These sensuous balls have their own day. It was on Friday, the third day of the third month of the lunar year. As is typical of food traditions in the capital, everyone who's anyone tries their hand at making or selling whatever the delicacy is. The currency on the streets of the old quarter on Friday was shiny, white and spherical. By day's end, I suspect that every Hanoian, at some stage, had had one or more of these balls rolling around on their tongue.
In a tradition that dates back to an ancient king, banh troi tau are made and bought to place on altars as offerings to ancestors and various deities. The locals fire up a few incense sticks, say a little prayer, proffer a little bow and the ceremony's complete.

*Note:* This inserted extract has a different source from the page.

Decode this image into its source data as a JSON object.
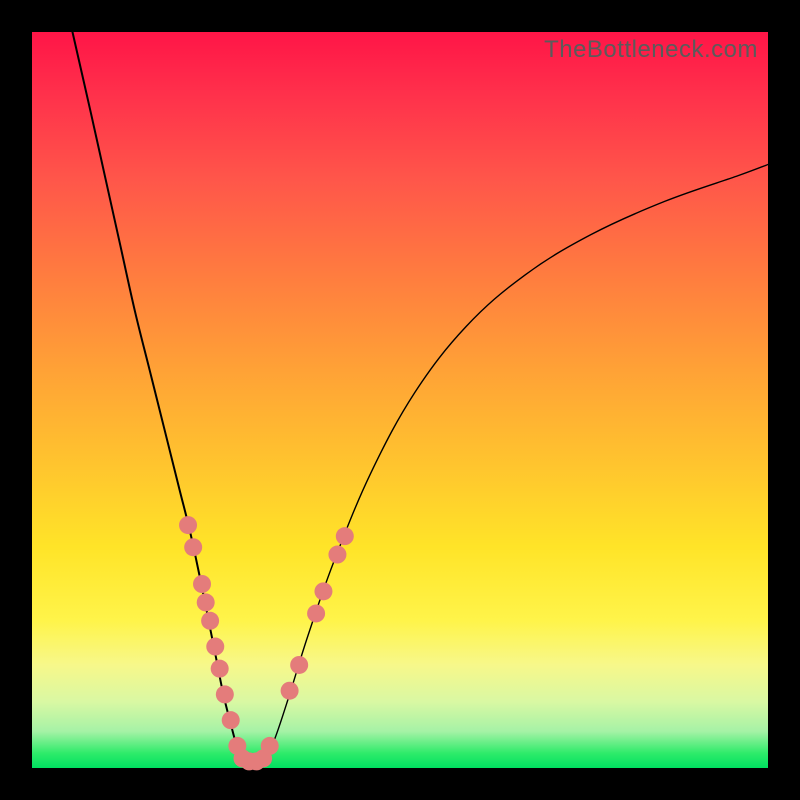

When the incense is a pile of powder on the floor, signifying that the ancestors have had their fill, frenzied consumption by mortals follows. I used to think that food laid on for the dearly departed went to waste. Not so!
However, as I skirted around the old quarter checking for ball action after an early lunch, it was evident that there were enough for every human, animal and insect ever to have graced the streets of Hanoi. Although banh troi tau are available throughout the year from a range of vendors, on Friday the ball purveyers had multiplied. Shops and sellers who normally flogged noodles or vegetables were selling the balls themselves or the ingredients to make them. It seemed that everyone was trying to get a cut of banh troi tau profit.
A lime white rice flour dough was being sold by the kilo, sugar syrup in plastic containers or BYO bowls and unrefined brown sugar cubes and sesame seeds by the handful. Getting the consistency of the dough right might prove problematic but the rest of the process is *ahem* a piece of cake. Flatten a small dollop of dough in the palm of the hand, place sugur cube on, wrap and roll to form a ball. Repeat until there is enough for the ancestors, gods and all living family members, drop into a pot of boiling water and retrieve with a slotted spoon when they come up for air. Put on plate, prettify with sesame seeds, prong with cake fork and deposit in eating hole.
Other ingredients to be found in these orbs include sesame paste, black sesame seeds, shredded coconut, ginger and green bean, all with sugar and all very sexy.
A serve of 15 balls on a plate will set you back a whopping 3000VND (USD18c, AUD26c). I had my balls in Thanh Ha street, around the back of the Dong Xuan market.